Farmers and Brewers

Montgomery County is taking part in the nationwide explosion of new craft breweries opening. Farmers, maltsters and brewers attended the first ever Farmers and Brewers event to network and learn about trends in the local craft beer industry.

ROYERSFORD, Pa. (WLVT) - Tucked between corn fields at Two Particular Acres Farm in Royersford, a gathering of around 40 people met on the afternoon of Sept. 28 with one objective: to create high quality, local craft beer.

The Montgomery County Planning Commission hosted its first ever “Farmers and Brewers” event to connect local businesses in the craft beer industry.

“We really want to connect the western part of Montgomery County, which is very rural, a lot of farms, to the [eastern] part, which is very urban. We touch Philadelphia,” said Danielle Dobisch, Montco’s frontline preservation administrator. “Thankfully, the brewing industry is throughout Montgomery County.”

Craft beer has a long history in Pennsylvania. America’s first brewery, Yuengling, opened in Pottsville in 1829. Now, 189 years later, the state ranks first in the nation for barrels of craft beer produced annually (3,724,010), according to the Brewers’ Association. Montgomery County alone boasts more than 20 craft breweries.

And the numbers are still rising. From 2016 to 2017, the last years for which records are available, 77 new breweries opened in Pennsylvania, the most growth ever in one year.
And other related businesses, like malt houses, are opening to supply them.

“In the last five to 10 years, there’s been a resurgence of malt houses all over the county,” said Alan Gladish, owner of Double Eagle Malt in Huntington Valley.

Some credit the local food movement for popularizing locally-made beers.

“Local is important because people really want to know where their food and their beverages come from,” said Gladish. “The ingredients are becoming increasingly important, which is why a lot of people pay more to go a farmers’ market, because they can meet the farmer, they can understand what they’re buying and they feel good about it.”

Others contend that in an age of mass-produced beer, consumers just want a beer with a backstory.

“It’s important to people to have the story and the knowledge of where their food has come from, said Ned Foley, owner of Two Particular Acres Farm.

Still others say it’s a way to support fellow Pennsylvanians economically. Craft beer production requires at least three steps: the farmer who grows the grains, the maltster who processes the grains into malt, and the brewer who makes the beer. Buying local beer supports all of them.

Ryan browning, deer creek malthouse customer relationship manager: “It impacts the economy around you,” said Ryan Browning, customer relationship manager at Deer Creek Malthouse in Glen Mills. “The farmers down the street from you, your neighbors all want to make a living, and they want to make a living in the area that they love. Small grains are a big part of that for Pennsylvania.”

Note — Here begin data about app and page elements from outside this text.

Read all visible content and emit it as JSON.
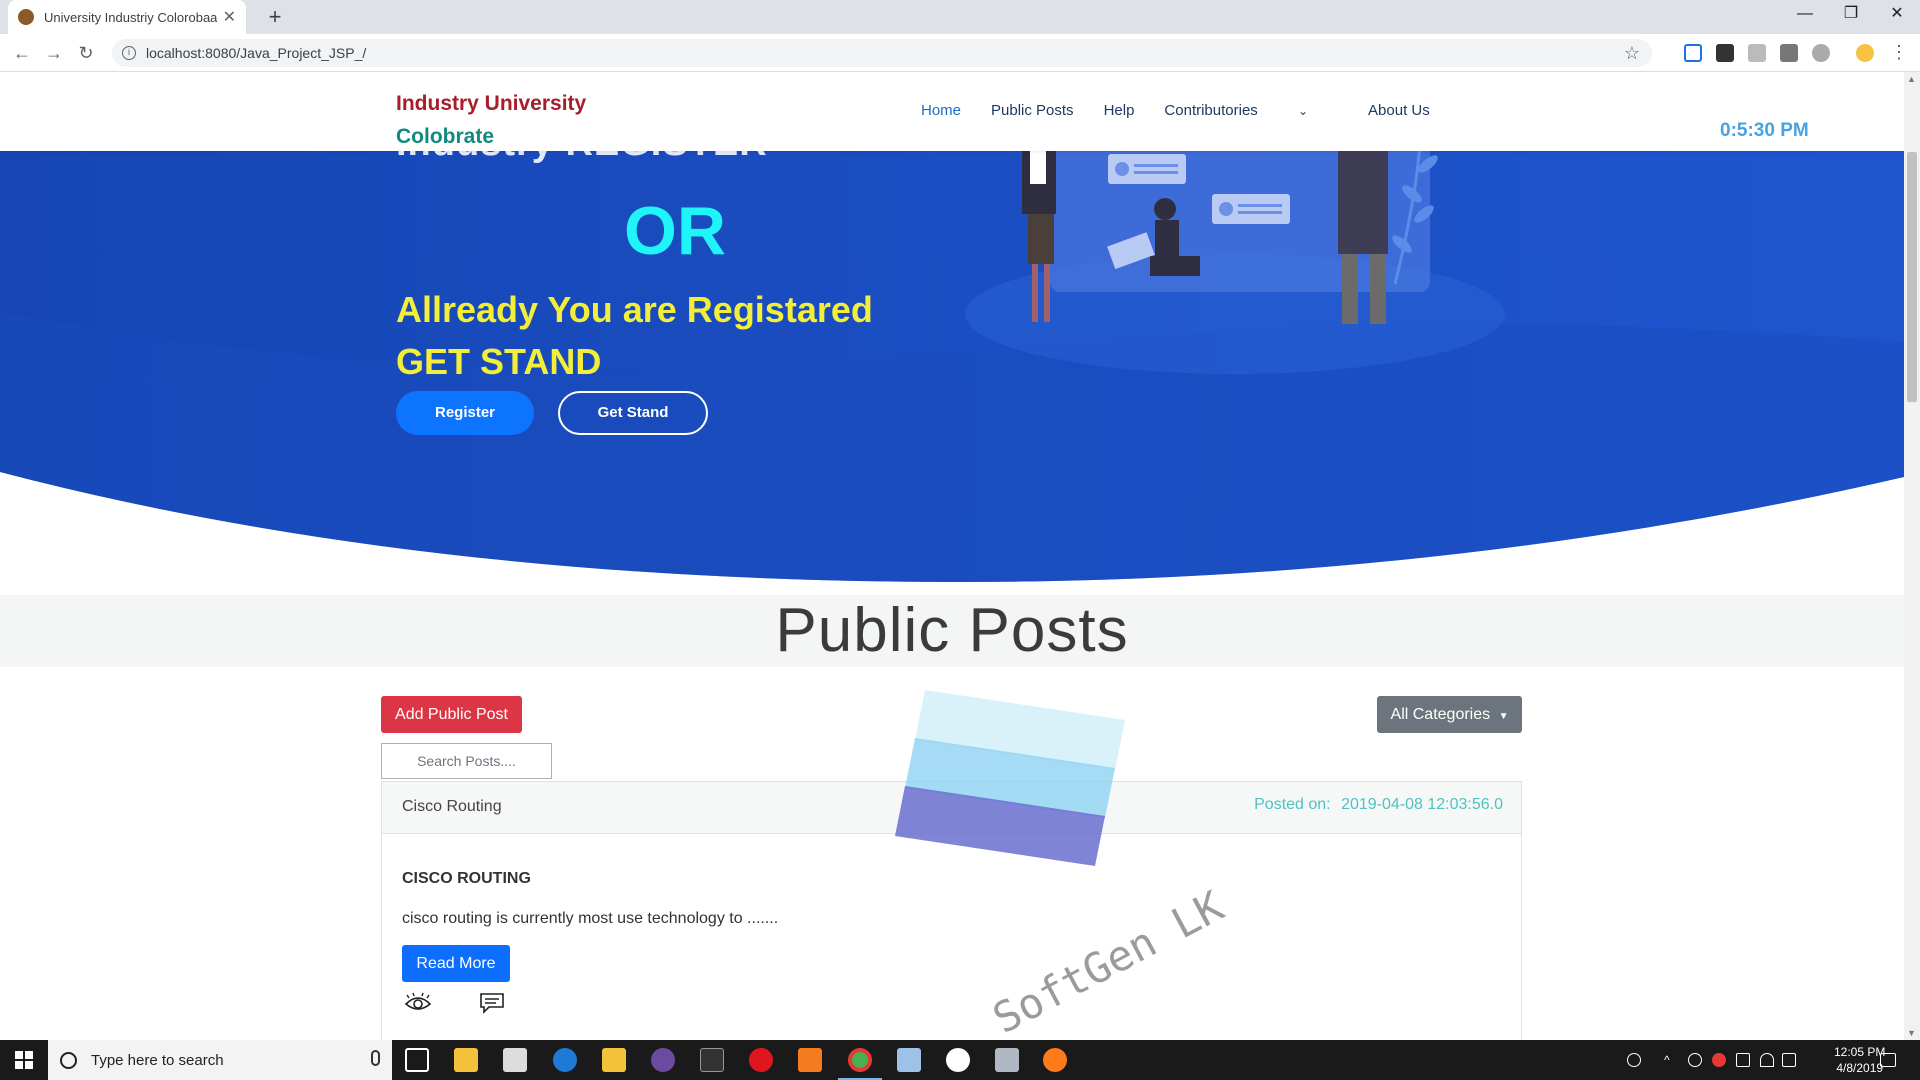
{
  "browser": {
    "tab_title": "University Industriy Colorobaarat",
    "tab_close": "✕",
    "new_tab": "+",
    "url": "localhost:8080/Java_Project_JSP_/",
    "info_glyph": "i",
    "star_glyph": "☆",
    "window": {
      "minimize": "—",
      "restore": "❐",
      "close": "✕"
    }
  },
  "nav": {
    "brand_line1": "Industry University",
    "brand_line2": "Colobrate",
    "links": [
      "Home",
      "Public Posts",
      "Help",
      "Contributories",
      "About Us"
    ],
    "dropdown_glyph": "⌄",
    "clock": "0:5:30 PM"
  },
  "hero": {
    "partial_heading": "Industry REGISTER",
    "or_text": "OR",
    "already_text": "Allready You are Registared GET STAND",
    "register_button": "Register",
    "get_stand_button": "Get Stand",
    "colors": {
      "background": "#1a4fc4",
      "accent_cyan": "#1ff5f9",
      "accent_yellow": "#f2ee3a"
    }
  },
  "public_posts": {
    "title": "Public Posts",
    "add_button": "Add Public Post",
    "categories_button": "All Categories",
    "search_placeholder": "Search Posts....",
    "post": {
      "topic": "Cisco Routing",
      "posted_label": "Posted on:",
      "posted_date": "2019-04-08 12:03:56.0",
      "title": "CISCO ROUTING",
      "excerpt": "cisco routing is currently most use technology to .......",
      "read_more": "Read More"
    }
  },
  "watermark": {
    "text": "SoftGen LK"
  },
  "taskbar": {
    "search_placeholder": "Type here to search",
    "time": "12:05 PM",
    "date": "4/8/2019"
  }
}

Craft beer grown and produced in Pennsylvania may be eligible for a license to use the PA Preferred Brews logo on their product.

Attendees at the event tasted some local brews while discussing new flavors they wanted to try. Because they make small batches, craft brewers can more easily test beers with varying amounts of hops, malt, sugar and grains.

While barley is the most popular grain to make beer, brewers in Montgomery County also use wheat, rye, oats, corn and sorghum in their beers. Farmers said brewers need to work directly with them before they’ve planted their crops.

“They will tell you what they want and what they need and what they want to experiment with to brew beer,” Foley said.

Local does come with a price. Montgomery County’s climate makes growing some grains more difficult, leading to higher prices.

“It’s a little bit more expensive, but I think it’s nice to be able to tell people we’re working with the local community,” said Steve Armstong, owner and head brewer at Pottstown United Brewing Company.

Producers said right now, it’s not possible to scale up operations and sell outside the area because Montgomery County doesn’t have the farmland to grow enough grain.

“At some point if you do production, it’s not economically feasible to use all, 100 percent grains from local sources,” Armstrong said.

So for now, you’ll only be able to find your locally-made beer… locally.